  44. Mammals on mountainsides: elevational patterns of diversity

    Brown, JH

    Global Ecology and Biogeography [Global Ecol. Biogeogr.]. Vol. 10, no. 1, pp. 101-109. Jan 2001.

    The four major papers in this special feature present and interpret data from field studies on the distributions and diversity of small mammals in elevational gradients on mountains in the Philippines, Borneo, southern Mexico and western United States. In the introductory paper, Lomolino places these studies in the context of historical, methodological and conceptual themes in contemporary biogeography. In this final paper, I focus on some important similarities and interesting differences among the four case studies. All of the studies provide evidence for the influence of ecological factors, such as climate, productivity and habitat heterogeneity, on mammalian diversity. All also provide evidence for the influence of historical dispersal, extinction, and speciation events. Perhaps the most interesting result is the documentation of a frequent, but not universal, peak in species diversity at some elevation intermediate between the base and peak of a mountain. Efforts to understand the mechanistic basis for this pattern - and why it differs from the continuous decrease in diversity from the equator to the poles - promise to contribute to developing a general theoretical explanation for the major patterns of biodiversity on earth.

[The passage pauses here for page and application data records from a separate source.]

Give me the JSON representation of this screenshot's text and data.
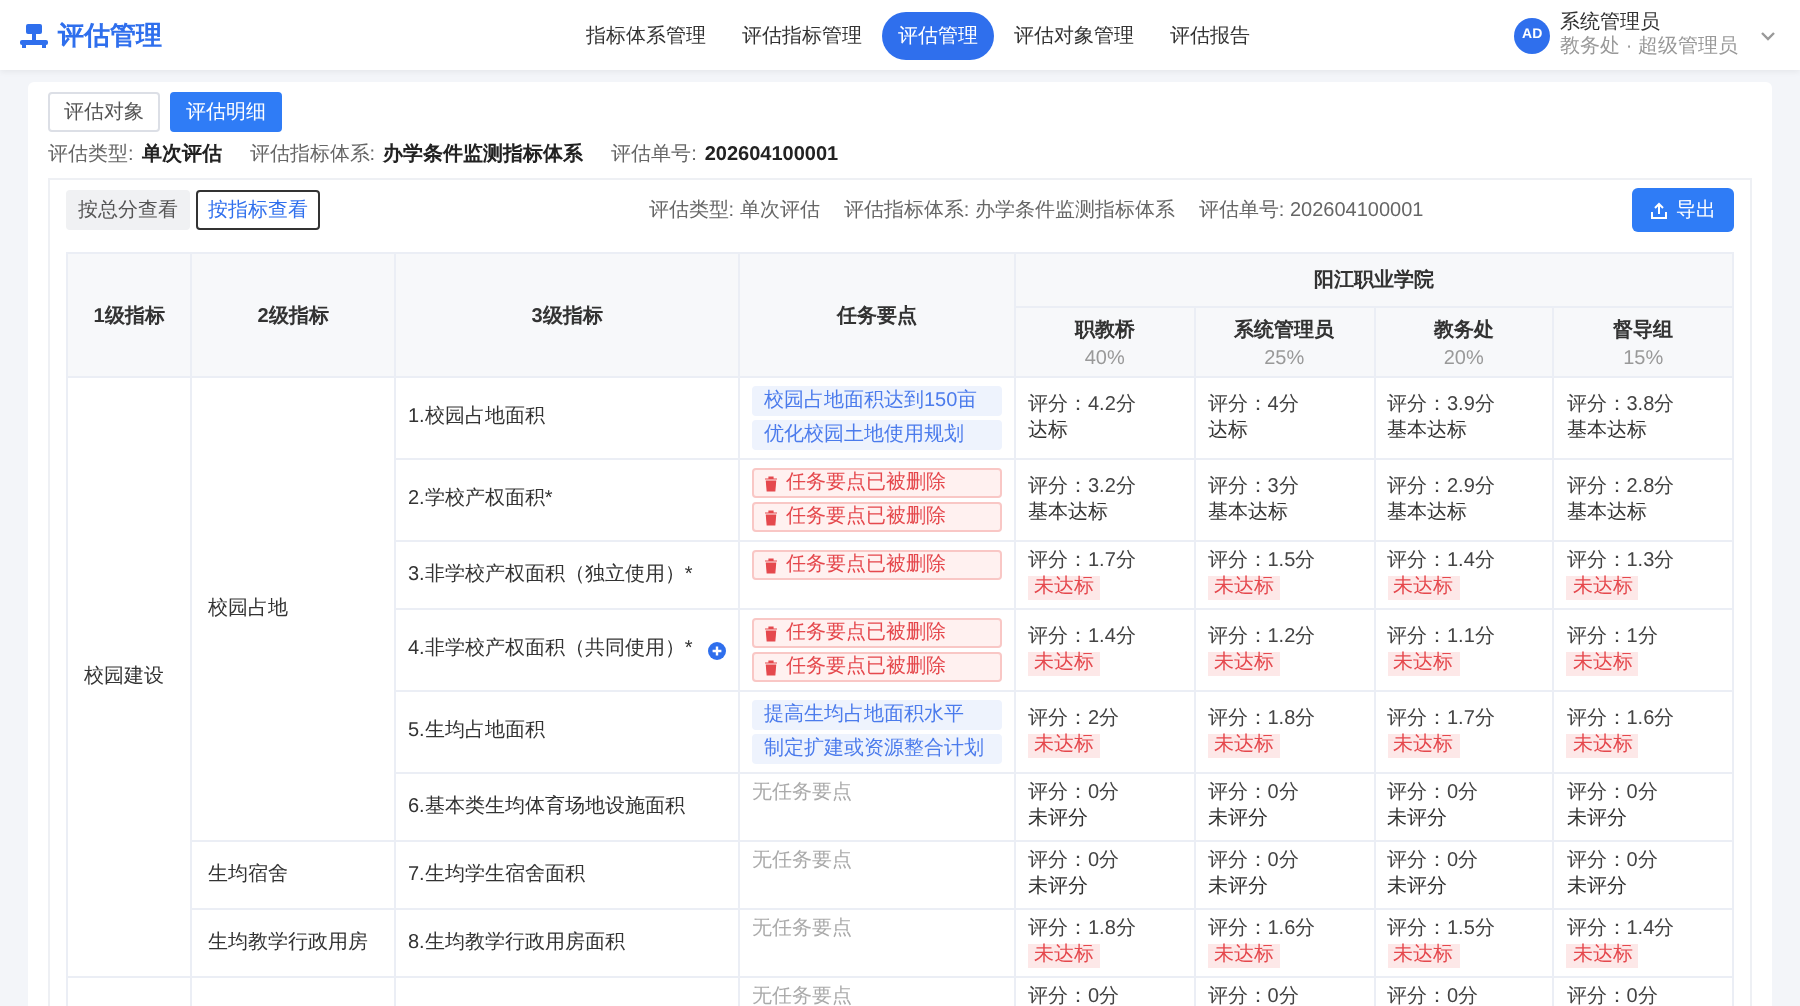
{
  "app": {
    "title": "评估管理"
  },
  "nav": [
    {
      "label": "指标体系管理",
      "selected": false
    },
    {
      "label": "评估指标管理",
      "selected": false
    },
    {
      "label": "评估管理",
      "selected": true
    },
    {
      "label": "评估对象管理",
      "selected": false
    },
    {
      "label": "评估报告",
      "selected": false
    }
  ],
  "user": {
    "avatar": "AD",
    "name": "系统管理员",
    "role": "教务处 · 超级管理员"
  },
  "view_tabs": [
    {
      "label": "评估对象",
      "selected": false
    },
    {
      "label": "评估明细",
      "selected": true
    }
  ],
  "info": [
    {
      "label": "评估类型:",
      "value": "单次评估"
    },
    {
      "label": "评估指标体系:",
      "value": "办学条件监测指标体系"
    },
    {
      "label": "评估单号:",
      "value": "202604100001"
    }
  ],
  "mode_tabs": [
    {
      "label": "按总分查看",
      "selected": false
    },
    {
      "label": "按指标查看",
      "selected": true
    }
  ],
  "summary": [
    "评估类型: 单次评估",
    "评估指标体系: 办学条件监测指标体系",
    "评估单号: 202604100001"
  ],
  "export_button": "导出",
  "table": {
    "columns": [
      "1级指标",
      "2级指标",
      "3级指标",
      "任务要点"
    ],
    "group": "阳江职业学院",
    "evaluators": [
      {
        "name": "职教桥",
        "weight": "40%"
      },
      {
        "name": "系统管理员",
        "weight": "25%"
      },
      {
        "name": "教务处",
        "weight": "20%"
      },
      {
        "name": "督导组",
        "weight": "15%"
      }
    ],
    "level1": [
      {
        "name": "校园建设",
        "children": [
          {
            "name": "校园占地",
            "children": [
              {
                "name": "1.校园占地面积",
                "tasks": [
                  {
                    "kind": "point",
                    "text": "校园占地面积达到150亩"
                  },
                  {
                    "kind": "point",
                    "text": "优化校园土地使用规划"
                  }
                ],
                "scores": [
                  {
                    "score": "评分：4.2分",
                    "status": "达标",
                    "alert": false
                  },
                  {
                    "score": "评分：4分",
                    "status": "达标",
                    "alert": false
                  },
                  {
                    "score": "评分：3.9分",
                    "status": "基本达标",
                    "alert": false
                  },
                  {
                    "score": "评分：3.8分",
                    "status": "基本达标",
                    "alert": false
                  }
                ]
              },
              {
                "name": "2.学校产权面积*",
                "tasks": [
                  {
                    "kind": "deleted",
                    "text": "任务要点已被删除"
                  },
                  {
                    "kind": "deleted",
                    "text": "任务要点已被删除"
                  }
                ],
                "scores": [
                  {
                    "score": "评分：3.2分",
                    "status": "基本达标",
                    "alert": false
                  },
                  {
                    "score": "评分：3分",
                    "status": "基本达标",
                    "alert": false
                  },
                  {
                    "score": "评分：2.9分",
                    "status": "基本达标",
                    "alert": false
                  },
                  {
                    "score": "评分：2.8分",
                    "status": "基本达标",
                    "alert": false
                  }
                ]
              },
              {
                "name": "3.非学校产权面积（独立使用）*",
                "tasks": [
                  {
                    "kind": "deleted",
                    "text": "任务要点已被删除"
                  }
                ],
                "scores": [
                  {
                    "score": "评分：1.7分",
                    "status": "未达标",
                    "alert": true
                  },
                  {
                    "score": "评分：1.5分",
                    "status": "未达标",
                    "alert": true
                  },
                  {
                    "score": "评分：1.4分",
                    "status": "未达标",
                    "alert": true
                  },
                  {
                    "score": "评分：1.3分",
                    "status": "未达标",
                    "alert": true
                  }
                ]
              },
              {
                "name": "4.非学校产权面积（共同使用）*",
                "action_icon": true,
                "tasks": [
                  {
                    "kind": "deleted",
                    "text": "任务要点已被删除"
                  },
                  {
                    "kind": "deleted",
                    "text": "任务要点已被删除"
                  }
                ],
                "scores": [
                  {
                    "score": "评分：1.4分",
                    "status": "未达标",
                    "alert": true
                  },
                  {
                    "score": "评分：1.2分",
                    "status": "未达标",
                    "alert": true
                  },
                  {
                    "score": "评分：1.1分",
                    "status": "未达标",
                    "alert": true
                  },
                  {
                    "score": "评分：1分",
                    "status": "未达标",
                    "alert": true
                  }
                ]
              },
              {
                "name": "5.生均占地面积",
                "tasks": [
                  {
                    "kind": "point",
                    "text": "提高生均占地面积水平"
                  },
                  {
                    "kind": "point",
                    "text": "制定扩建或资源整合计划"
                  }
                ],
                "scores": [
                  {
                    "score": "评分：2分",
                    "status": "未达标",
                    "alert": true
                  },
                  {
                    "score": "评分：1.8分",
                    "status": "未达标",
                    "alert": true
                  },
                  {
                    "score": "评分：1.7分",
                    "status": "未达标",
                    "alert": true
                  },
                  {
                    "score": "评分：1.6分",
                    "status": "未达标",
                    "alert": true
                  }
                ]
              },
              {
                "name": "6.基本类生均体育场地设施面积",
                "tasks": [
                  {
                    "kind": "none",
                    "text": "无任务要点"
                  }
                ],
                "scores": [
                  {
                    "score": "评分：0分",
                    "status": "未评分",
                    "alert": false
                  },
                  {
                    "score": "评分：0分",
                    "status": "未评分",
                    "alert": false
                  },
                  {
                    "score": "评分：0分",
                    "status": "未评分",
                    "alert": false
                  },
                  {
                    "score": "评分：0分",
                    "status": "未评分",
                    "alert": false
                  }
                ]
              }
            ]
          },
          {
            "name": "生均宿舍",
            "children": [
              {
                "name": "7.生均学生宿舍面积",
                "tasks": [
                  {
                    "kind": "none",
                    "text": "无任务要点"
                  }
                ],
                "scores": [
                  {
                    "score": "评分：0分",
                    "status": "未评分",
                    "alert": false
                  },
                  {
                    "score": "评分：0分",
                    "status": "未评分",
                    "alert": false
                  },
                  {
                    "score": "评分：0分",
                    "status": "未评分",
                    "alert": false
                  },
                  {
                    "score": "评分：0分",
                    "status": "未评分",
                    "alert": false
                  }
                ]
              }
            ]
          },
          {
            "name": "生均教学行政用房",
            "children": [
              {
                "name": "8.生均教学行政用房面积",
                "tasks": [
                  {
                    "kind": "none",
                    "text": "无任务要点"
                  }
                ],
                "scores": [
                  {
                    "score": "评分：1.8分",
                    "status": "未达标",
                    "alert": true
                  },
                  {
                    "score": "评分：1.6分",
                    "status": "未达标",
                    "alert": true
                  },
                  {
                    "score": "评分：1.5分",
                    "status": "未达标",
                    "alert": true
                  },
                  {
                    "score": "评分：1.4分",
                    "status": "未达标",
                    "alert": true
                  }
                ]
              }
            ]
          }
        ]
      },
      {
        "children": [
          {
            "children": [
              {
                "tasks": [
                  {
                    "kind": "none",
                    "text": "无任务要点"
                  }
                ],
                "scores": [
                  {
                    "score": "评分：0分"
                  },
                  {
                    "score": "评分：0分"
                  },
                  {
                    "score": "评分：0分"
                  },
                  {
                    "score": "评分：0分"
                  }
                ]
              }
            ]
          }
        ]
      }
    ]
  }
}
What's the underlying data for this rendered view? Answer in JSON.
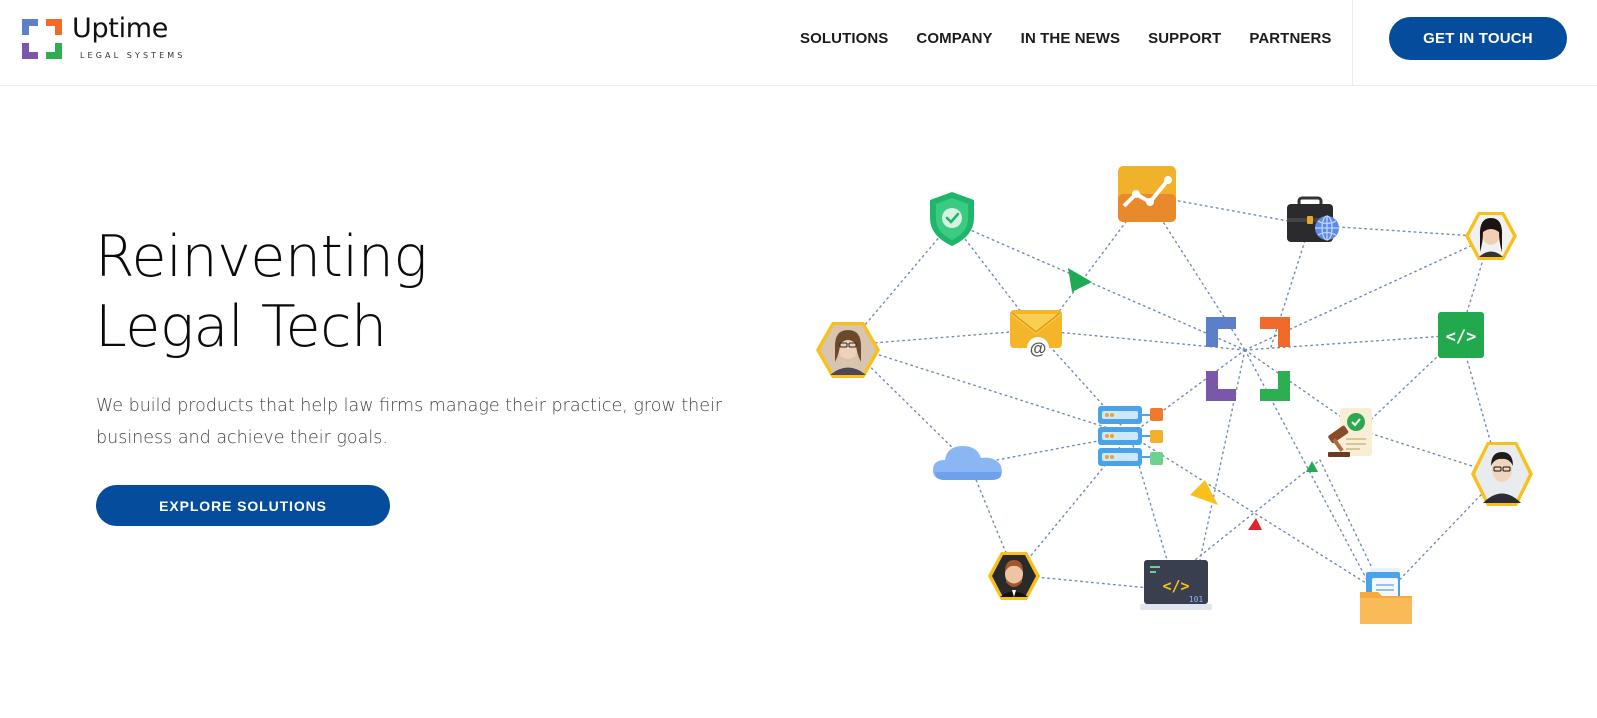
{
  "brand": {
    "name": "Uptime",
    "tagline": "LEGAL SYSTEMS",
    "colors": {
      "blue": "#5b7fc8",
      "orange": "#f06a2a",
      "purple": "#7a57a8",
      "green": "#2dae50"
    }
  },
  "nav": {
    "items": [
      {
        "label": "SOLUTIONS"
      },
      {
        "label": "COMPANY"
      },
      {
        "label": "IN THE NEWS"
      },
      {
        "label": "SUPPORT"
      },
      {
        "label": "PARTNERS"
      }
    ],
    "cta_label": "GET IN TOUCH"
  },
  "hero": {
    "title_line1": "Reinventing",
    "title_line2": "Legal Tech",
    "description": "We build products that help law firms manage their practice, grow their business and achieve their goals.",
    "cta_label": "EXPLORE SOLUTIONS"
  },
  "code_badge": "101",
  "colors": {
    "primary": "#064c9c",
    "hex_border": "#f7c11c",
    "dot_line": "#6f8ab8"
  }
}
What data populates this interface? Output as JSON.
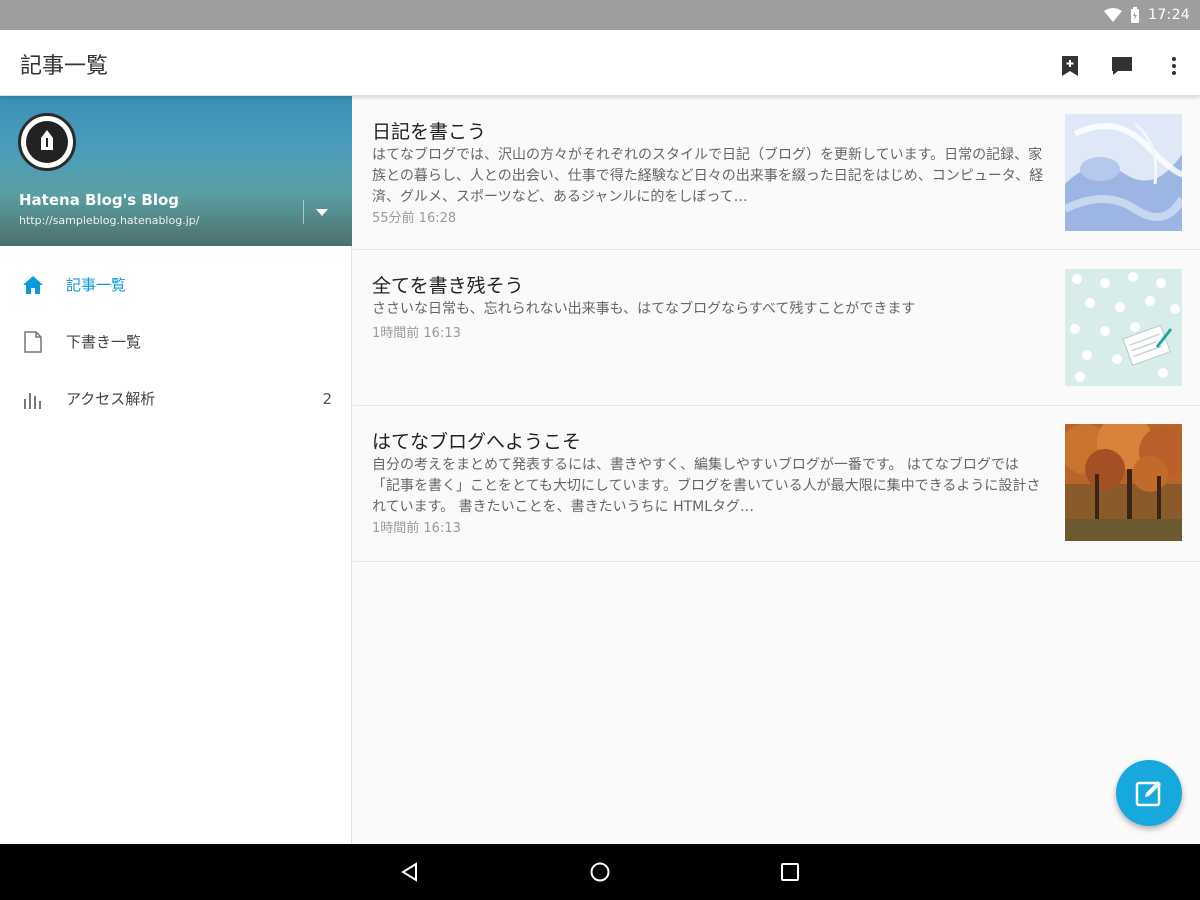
{
  "status": {
    "time": "17:24"
  },
  "appbar": {
    "title": "記事一覧",
    "icons": [
      "bookmark-add-icon",
      "comment-icon",
      "more-vert-icon"
    ]
  },
  "sidebar": {
    "blog_name": "Hatena Blog's Blog",
    "blog_url": "http://sampleblog.hatenablog.jp/",
    "items": [
      {
        "label": "記事一覧",
        "icon": "home-icon",
        "active": true
      },
      {
        "label": "下書き一覧",
        "icon": "draft-icon"
      },
      {
        "label": "アクセス解析",
        "icon": "bar-chart-icon",
        "count": "2"
      }
    ]
  },
  "entries": [
    {
      "title": "日記を書こう",
      "body": "はてなブログでは、沢山の方々がそれぞれのスタイルで日記（ブログ）を更新しています。日常の記録、家族との暮らし、人との出会い、仕事で得た経験など日々の出来事を綴った日記をはじめ、コンピュータ、経済、グルメ、スポーツなど、あるジャンルに的をしぼって…",
      "time": "55分前 16:28"
    },
    {
      "title": "全てを書き残そう",
      "body": "ささいな日常も、忘れられない出来事も、はてなブログならすべて残すことができます",
      "time": "1時間前 16:13"
    },
    {
      "title": "はてなブログへようこそ",
      "body": "自分の考えをまとめて発表するには、書きやすく、編集しやすいブログが一番です。 はてなブログでは「記事を書く」ことをとても大切にしています。ブログを書いている人が最大限に集中できるように設計されています。 書きたいことを、書きたいうちに HTMLタグ…",
      "time": "1時間前 16:13"
    }
  ],
  "colors": {
    "accent": "#17a9dd",
    "active_nav": "#0a9bd6",
    "statusbar": "#9e9e9e"
  }
}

  45. Aquatic biodiversity - concept, significance and conservation.

    Sharma, R; Bhattacharjya, BK

    INFOFISH International. Kuala Lumpur [INFOFISH Int.]. no. 1, pp. 27-28, 30-32. 2001.

    Increased human intervention and escalating population growth are posing serious threats to aquatic biodiversity, causing concern among environmentalists, planners and the general public on the need for its conservation. The various types of biodiversity are briefly described and the significant benefits derived from it are listed. Many factors are posing threats to aquatic biodiversity either directly or indirectly. The main factors are: changes in land use; construction of man-made lakes; aquatic pollution; overexploitation of organisms; introduction of alien species; global warming and sea level rise; and, secondary effect of extinction. Creation of public awareness should form an integral part of aquatic biodiversity conservation; conservation efforts will not succeed without active public cooperation.